(Data entries)
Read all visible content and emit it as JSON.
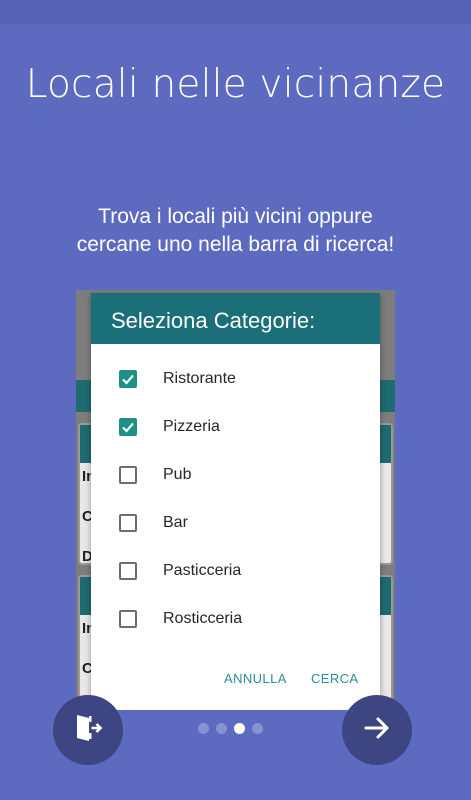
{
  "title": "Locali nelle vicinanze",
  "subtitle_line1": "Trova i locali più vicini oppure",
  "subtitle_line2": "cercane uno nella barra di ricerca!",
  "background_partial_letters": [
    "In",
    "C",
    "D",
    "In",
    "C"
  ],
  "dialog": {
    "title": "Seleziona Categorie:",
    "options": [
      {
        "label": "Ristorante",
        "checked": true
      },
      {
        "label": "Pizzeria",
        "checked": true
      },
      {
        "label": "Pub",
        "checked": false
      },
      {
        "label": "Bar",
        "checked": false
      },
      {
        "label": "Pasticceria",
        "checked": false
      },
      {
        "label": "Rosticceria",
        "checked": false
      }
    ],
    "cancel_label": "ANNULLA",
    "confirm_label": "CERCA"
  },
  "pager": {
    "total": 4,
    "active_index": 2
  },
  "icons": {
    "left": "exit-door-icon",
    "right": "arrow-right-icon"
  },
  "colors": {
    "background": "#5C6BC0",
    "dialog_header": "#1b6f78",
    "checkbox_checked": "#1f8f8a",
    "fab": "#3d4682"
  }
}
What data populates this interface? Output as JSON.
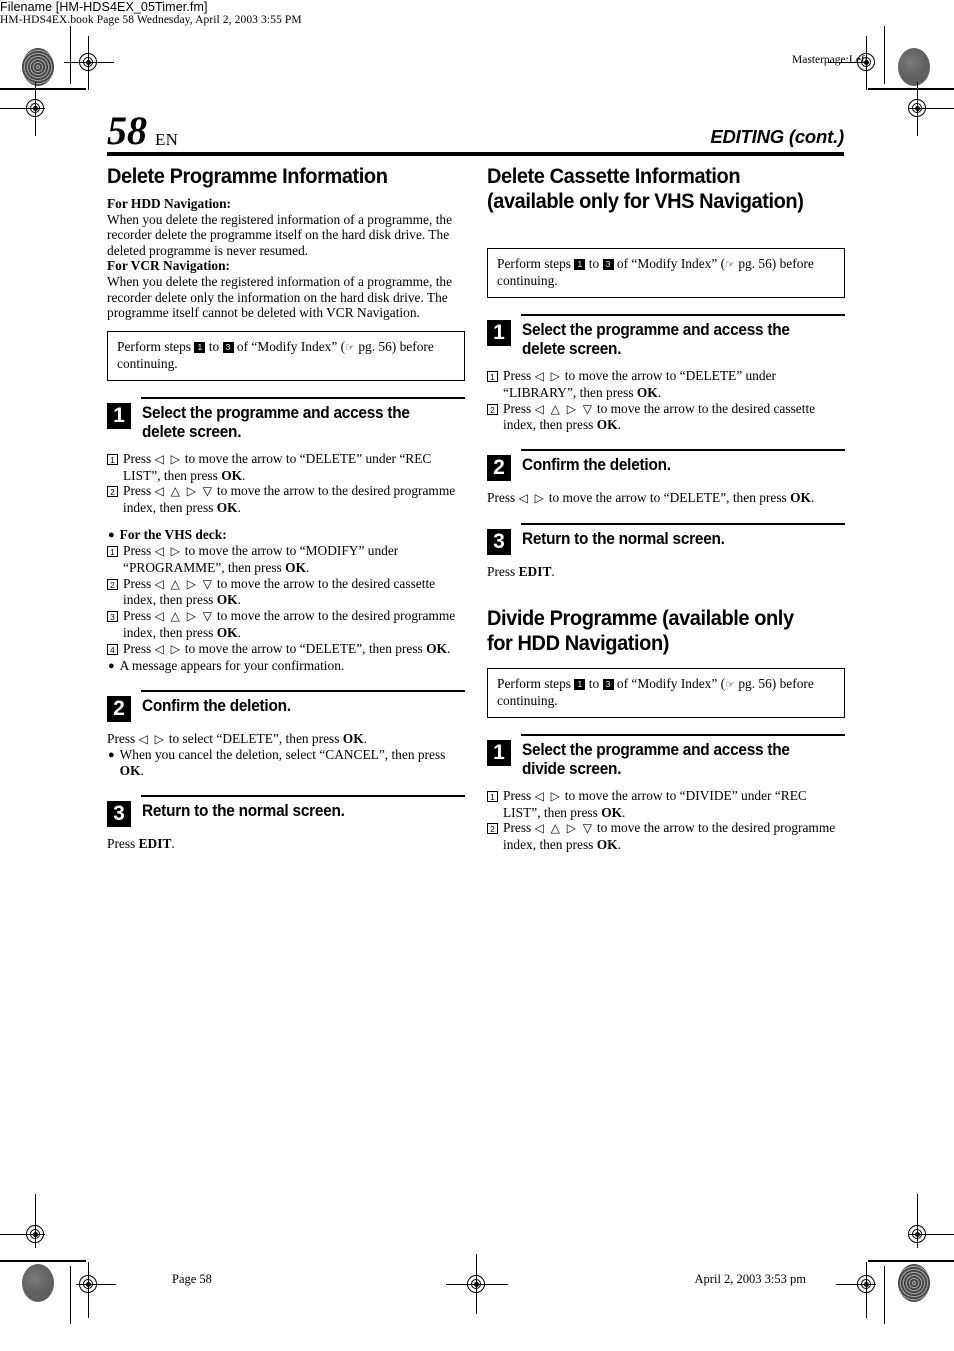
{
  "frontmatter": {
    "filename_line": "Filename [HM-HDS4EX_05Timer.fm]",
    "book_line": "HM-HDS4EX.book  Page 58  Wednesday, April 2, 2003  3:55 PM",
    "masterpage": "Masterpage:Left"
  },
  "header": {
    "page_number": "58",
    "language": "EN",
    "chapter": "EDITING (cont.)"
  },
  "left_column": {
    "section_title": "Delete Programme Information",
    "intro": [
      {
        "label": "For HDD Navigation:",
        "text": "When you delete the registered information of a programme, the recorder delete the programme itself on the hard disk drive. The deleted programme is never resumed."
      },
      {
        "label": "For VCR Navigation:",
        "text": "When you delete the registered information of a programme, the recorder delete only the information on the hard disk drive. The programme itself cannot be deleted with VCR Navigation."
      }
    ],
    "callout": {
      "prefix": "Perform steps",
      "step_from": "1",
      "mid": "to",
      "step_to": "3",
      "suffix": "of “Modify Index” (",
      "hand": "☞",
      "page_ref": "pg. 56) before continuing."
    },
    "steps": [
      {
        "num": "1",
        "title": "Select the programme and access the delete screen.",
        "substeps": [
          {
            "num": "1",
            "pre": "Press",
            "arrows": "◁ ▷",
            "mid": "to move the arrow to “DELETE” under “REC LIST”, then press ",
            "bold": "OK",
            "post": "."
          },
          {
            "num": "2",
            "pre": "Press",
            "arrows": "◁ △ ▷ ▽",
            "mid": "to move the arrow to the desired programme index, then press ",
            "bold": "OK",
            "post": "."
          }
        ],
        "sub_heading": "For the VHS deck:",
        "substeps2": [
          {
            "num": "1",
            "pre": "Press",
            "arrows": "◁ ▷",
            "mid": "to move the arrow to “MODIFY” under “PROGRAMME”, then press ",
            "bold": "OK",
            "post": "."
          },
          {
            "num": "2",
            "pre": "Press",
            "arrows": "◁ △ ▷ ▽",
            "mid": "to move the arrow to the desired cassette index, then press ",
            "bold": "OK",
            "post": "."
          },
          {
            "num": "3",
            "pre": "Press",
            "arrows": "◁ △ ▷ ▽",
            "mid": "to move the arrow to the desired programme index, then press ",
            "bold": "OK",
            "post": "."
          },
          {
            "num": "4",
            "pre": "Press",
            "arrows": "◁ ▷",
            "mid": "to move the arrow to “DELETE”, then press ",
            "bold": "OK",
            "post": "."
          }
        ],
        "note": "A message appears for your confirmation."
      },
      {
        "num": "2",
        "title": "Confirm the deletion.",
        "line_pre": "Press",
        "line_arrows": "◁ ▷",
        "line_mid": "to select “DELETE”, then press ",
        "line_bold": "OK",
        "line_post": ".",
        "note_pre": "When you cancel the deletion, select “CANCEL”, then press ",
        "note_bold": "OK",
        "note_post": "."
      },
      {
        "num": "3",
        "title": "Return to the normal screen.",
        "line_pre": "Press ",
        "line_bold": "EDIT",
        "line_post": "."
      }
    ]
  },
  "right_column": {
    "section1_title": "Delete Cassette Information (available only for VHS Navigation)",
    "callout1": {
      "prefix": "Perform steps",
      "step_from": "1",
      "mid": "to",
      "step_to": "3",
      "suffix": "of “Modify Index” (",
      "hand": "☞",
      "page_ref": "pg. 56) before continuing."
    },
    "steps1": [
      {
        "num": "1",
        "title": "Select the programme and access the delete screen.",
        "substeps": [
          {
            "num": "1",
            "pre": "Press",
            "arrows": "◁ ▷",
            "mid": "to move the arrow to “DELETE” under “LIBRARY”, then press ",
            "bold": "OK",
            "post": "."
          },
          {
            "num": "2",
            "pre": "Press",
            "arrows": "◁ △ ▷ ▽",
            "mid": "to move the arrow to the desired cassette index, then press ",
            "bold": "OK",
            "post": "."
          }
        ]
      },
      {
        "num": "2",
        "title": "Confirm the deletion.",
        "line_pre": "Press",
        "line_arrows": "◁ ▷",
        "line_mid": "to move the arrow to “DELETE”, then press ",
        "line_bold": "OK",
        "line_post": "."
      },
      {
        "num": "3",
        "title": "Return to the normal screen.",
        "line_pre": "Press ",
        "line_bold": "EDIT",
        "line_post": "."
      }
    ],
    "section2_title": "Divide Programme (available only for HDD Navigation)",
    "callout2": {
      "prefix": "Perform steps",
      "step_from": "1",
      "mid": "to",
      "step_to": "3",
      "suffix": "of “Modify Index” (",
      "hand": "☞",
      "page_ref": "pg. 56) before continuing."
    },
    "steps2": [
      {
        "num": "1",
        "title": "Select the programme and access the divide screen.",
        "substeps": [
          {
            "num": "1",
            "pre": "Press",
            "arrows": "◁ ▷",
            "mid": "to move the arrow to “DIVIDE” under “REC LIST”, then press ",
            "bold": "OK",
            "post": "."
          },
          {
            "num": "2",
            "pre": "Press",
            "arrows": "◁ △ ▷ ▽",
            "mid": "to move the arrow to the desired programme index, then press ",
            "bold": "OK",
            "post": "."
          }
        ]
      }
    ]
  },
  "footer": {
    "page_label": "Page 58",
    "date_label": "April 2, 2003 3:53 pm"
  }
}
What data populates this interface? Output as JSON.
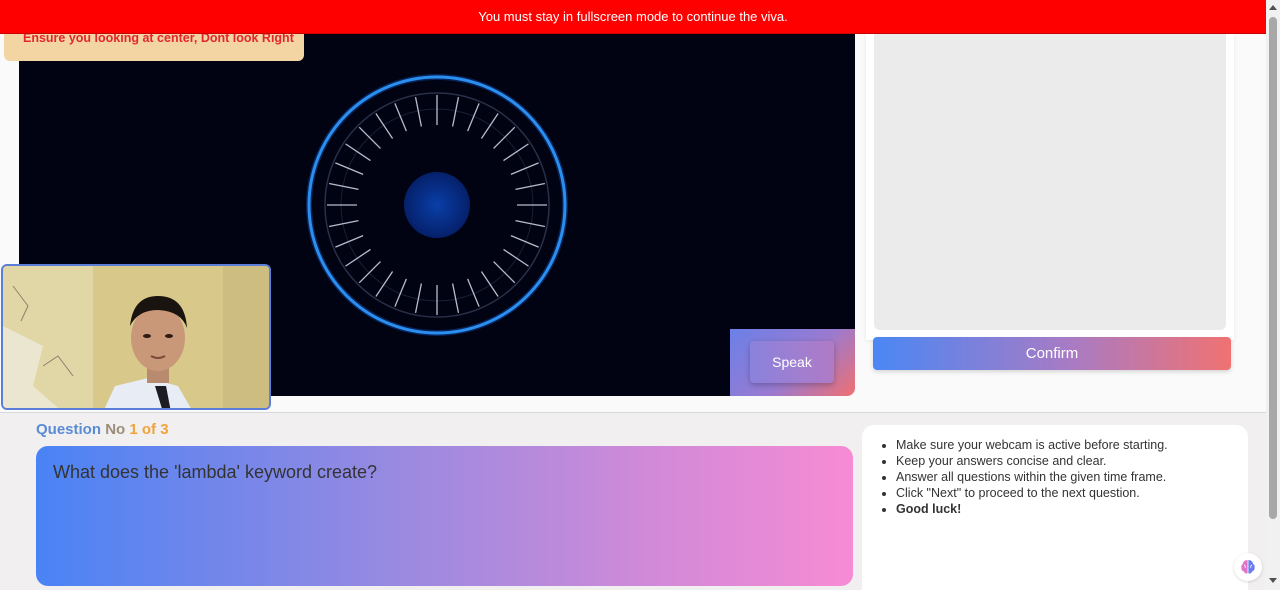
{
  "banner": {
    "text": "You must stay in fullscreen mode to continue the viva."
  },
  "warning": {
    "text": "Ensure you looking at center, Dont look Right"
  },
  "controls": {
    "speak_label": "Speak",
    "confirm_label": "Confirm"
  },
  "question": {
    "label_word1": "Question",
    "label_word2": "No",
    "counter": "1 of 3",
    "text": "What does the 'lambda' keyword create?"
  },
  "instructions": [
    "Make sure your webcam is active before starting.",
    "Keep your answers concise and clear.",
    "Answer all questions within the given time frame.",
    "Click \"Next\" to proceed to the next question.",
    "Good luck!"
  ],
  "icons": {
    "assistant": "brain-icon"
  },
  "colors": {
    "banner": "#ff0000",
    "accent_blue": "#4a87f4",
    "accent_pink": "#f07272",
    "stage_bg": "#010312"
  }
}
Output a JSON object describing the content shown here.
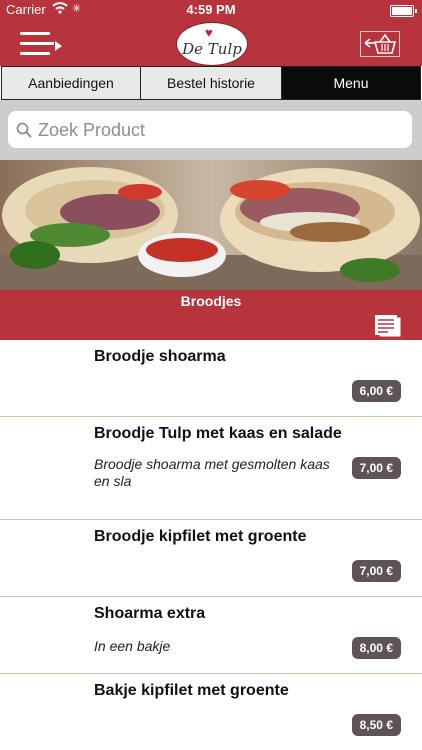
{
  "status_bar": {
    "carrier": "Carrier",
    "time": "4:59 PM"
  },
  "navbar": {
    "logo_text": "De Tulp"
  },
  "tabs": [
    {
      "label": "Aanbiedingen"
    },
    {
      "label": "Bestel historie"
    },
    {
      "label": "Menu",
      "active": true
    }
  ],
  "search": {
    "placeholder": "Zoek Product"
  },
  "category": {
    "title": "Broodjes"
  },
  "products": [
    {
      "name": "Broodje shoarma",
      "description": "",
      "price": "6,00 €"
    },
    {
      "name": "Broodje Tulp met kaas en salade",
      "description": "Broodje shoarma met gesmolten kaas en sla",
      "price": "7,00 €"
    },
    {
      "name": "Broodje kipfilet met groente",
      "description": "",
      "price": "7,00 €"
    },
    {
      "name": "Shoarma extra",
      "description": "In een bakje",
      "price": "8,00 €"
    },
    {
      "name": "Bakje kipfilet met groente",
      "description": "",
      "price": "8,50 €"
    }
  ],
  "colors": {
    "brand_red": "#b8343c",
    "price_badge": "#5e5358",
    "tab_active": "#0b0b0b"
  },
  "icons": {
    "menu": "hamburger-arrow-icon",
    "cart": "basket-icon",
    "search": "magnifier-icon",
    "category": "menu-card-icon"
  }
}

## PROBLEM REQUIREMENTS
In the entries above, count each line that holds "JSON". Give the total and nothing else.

## ANSWER BELOW
4